Exercise:
Your answer should consist of every line from the records that holds the string "label".

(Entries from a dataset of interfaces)
===

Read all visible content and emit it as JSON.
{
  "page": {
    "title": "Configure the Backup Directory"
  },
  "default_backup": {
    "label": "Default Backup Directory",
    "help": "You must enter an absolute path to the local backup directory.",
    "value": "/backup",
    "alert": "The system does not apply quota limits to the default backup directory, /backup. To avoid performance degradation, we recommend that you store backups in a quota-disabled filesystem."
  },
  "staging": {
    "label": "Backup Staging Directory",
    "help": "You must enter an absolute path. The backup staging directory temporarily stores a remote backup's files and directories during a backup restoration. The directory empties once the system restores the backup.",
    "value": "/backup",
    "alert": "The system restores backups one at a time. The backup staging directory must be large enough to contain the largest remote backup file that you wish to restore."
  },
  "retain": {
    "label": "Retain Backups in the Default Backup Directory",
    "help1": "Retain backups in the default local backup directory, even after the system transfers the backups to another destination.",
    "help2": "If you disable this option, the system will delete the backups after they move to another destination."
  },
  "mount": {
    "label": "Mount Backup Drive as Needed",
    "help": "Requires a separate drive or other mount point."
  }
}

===

Response to the exercise:
    "label": "Default Backup Directory",
    "label": "Backup Staging Directory",
    "label": "Retain Backups in the Default Backup Directory",
    "label": "Mount Backup Drive as Needed",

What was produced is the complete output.